When we look at the Medicaid expansion map, we see graphically–literally graphically–the extraordinary unconcern of the Red State political establishments for the health and financial stability of their non-working poor and working poor, and for the financial prosperity of their health-care sectors. If you were a die-hard nullificationist in 2011 you might have argued that a Republican victory in 2012 would overturn the game board and that a Red State should not look itself into ObamaCare. But ObamaCare will be at most tweaked in 2017. And the states that failed to expand are now throwing away enough free money to make a difference on the statewide economic level between rapid and sluggish economic growth.
The only way I can find to understand the pattern of Medicaid expansion nullification is a truly extraordinary unconcern on the part of Red State politicians with their poor–whether working or non-working–and substantial insulation as a result of the rise of right-wing billionaires from financial pressures put on them by the doctors who used to be the financial fund-raising bedrock base of the Republican Party. Plus remarkable unconcern with the the health of their state-level economies. But even if they do not care about the well-being of their citizens, they should care about competing for the votes of the non-working and the working poor, shouldn’t they? Or do they just think that the poor are low-information voters, and that those who pull the lever for the Republicans will not be unhornswoggled by looking across the Missouri-Illinois or the Tennessee-Kentucky or the Mississippi-Arkansas or the Texas-New Mexico state line and thinking: “Hmmmm…”
The ineffectiveness of the voice of the doctors I just do not understand. It goes against all theories of rational-choice political economy, it does.
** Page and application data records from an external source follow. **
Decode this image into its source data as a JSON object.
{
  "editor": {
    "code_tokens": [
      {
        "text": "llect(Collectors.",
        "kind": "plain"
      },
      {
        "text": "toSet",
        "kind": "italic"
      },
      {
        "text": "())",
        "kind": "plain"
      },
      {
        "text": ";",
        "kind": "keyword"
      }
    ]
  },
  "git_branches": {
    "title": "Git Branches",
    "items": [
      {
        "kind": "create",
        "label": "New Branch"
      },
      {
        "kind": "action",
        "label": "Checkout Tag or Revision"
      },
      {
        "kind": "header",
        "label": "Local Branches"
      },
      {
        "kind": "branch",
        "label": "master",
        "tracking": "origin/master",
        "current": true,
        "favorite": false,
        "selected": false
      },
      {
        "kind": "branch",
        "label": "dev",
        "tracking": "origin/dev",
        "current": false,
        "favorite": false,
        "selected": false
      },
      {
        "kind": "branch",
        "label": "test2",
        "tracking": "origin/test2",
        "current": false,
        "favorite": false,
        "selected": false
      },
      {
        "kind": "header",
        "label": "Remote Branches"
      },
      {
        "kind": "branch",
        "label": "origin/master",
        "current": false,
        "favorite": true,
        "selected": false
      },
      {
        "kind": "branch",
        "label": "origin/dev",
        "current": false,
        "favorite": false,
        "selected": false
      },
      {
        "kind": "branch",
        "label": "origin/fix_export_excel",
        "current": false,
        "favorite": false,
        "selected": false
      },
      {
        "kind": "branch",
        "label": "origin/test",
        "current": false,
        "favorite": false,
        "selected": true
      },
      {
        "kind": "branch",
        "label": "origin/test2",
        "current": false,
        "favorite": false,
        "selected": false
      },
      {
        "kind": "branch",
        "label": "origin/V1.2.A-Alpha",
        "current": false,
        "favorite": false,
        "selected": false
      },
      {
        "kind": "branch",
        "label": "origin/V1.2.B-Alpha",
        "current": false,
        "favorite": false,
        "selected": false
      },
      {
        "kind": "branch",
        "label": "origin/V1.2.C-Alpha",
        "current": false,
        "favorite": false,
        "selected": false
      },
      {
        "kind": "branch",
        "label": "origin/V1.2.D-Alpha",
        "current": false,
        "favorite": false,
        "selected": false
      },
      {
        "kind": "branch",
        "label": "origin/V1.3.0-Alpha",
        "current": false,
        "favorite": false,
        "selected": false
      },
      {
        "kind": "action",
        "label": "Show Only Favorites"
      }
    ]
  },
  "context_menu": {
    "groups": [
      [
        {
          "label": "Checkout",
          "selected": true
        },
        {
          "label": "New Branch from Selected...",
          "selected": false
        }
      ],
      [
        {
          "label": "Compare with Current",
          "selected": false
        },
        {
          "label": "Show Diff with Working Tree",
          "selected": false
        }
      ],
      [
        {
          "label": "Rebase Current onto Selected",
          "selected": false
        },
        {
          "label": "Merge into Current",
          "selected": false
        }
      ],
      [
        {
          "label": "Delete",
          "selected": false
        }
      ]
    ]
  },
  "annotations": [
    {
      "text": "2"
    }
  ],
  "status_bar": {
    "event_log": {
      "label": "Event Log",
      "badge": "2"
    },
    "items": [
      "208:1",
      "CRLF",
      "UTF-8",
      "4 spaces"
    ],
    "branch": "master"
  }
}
The picture of those at risk from a sadistic nullification opinion by John Roberts in King v. Burwell looks remarkably similar. Idaho and Nevada somehow established state-rune exchanges without expanding Medicaid, and so their working classes are insulated. And the working classes of Pennsylvania, Ohio, and Indiana are added to those at risk, as are those of Nebraska, North Dakota, and Wyoming.
Once again, the lack of power of the health lobby to move the Red-State Republican political establishments is astonishing. The lack of any sense on the part of the Red-State Republican political establishment that they are there to work for or in any sense represent the working classes of their states is astonishing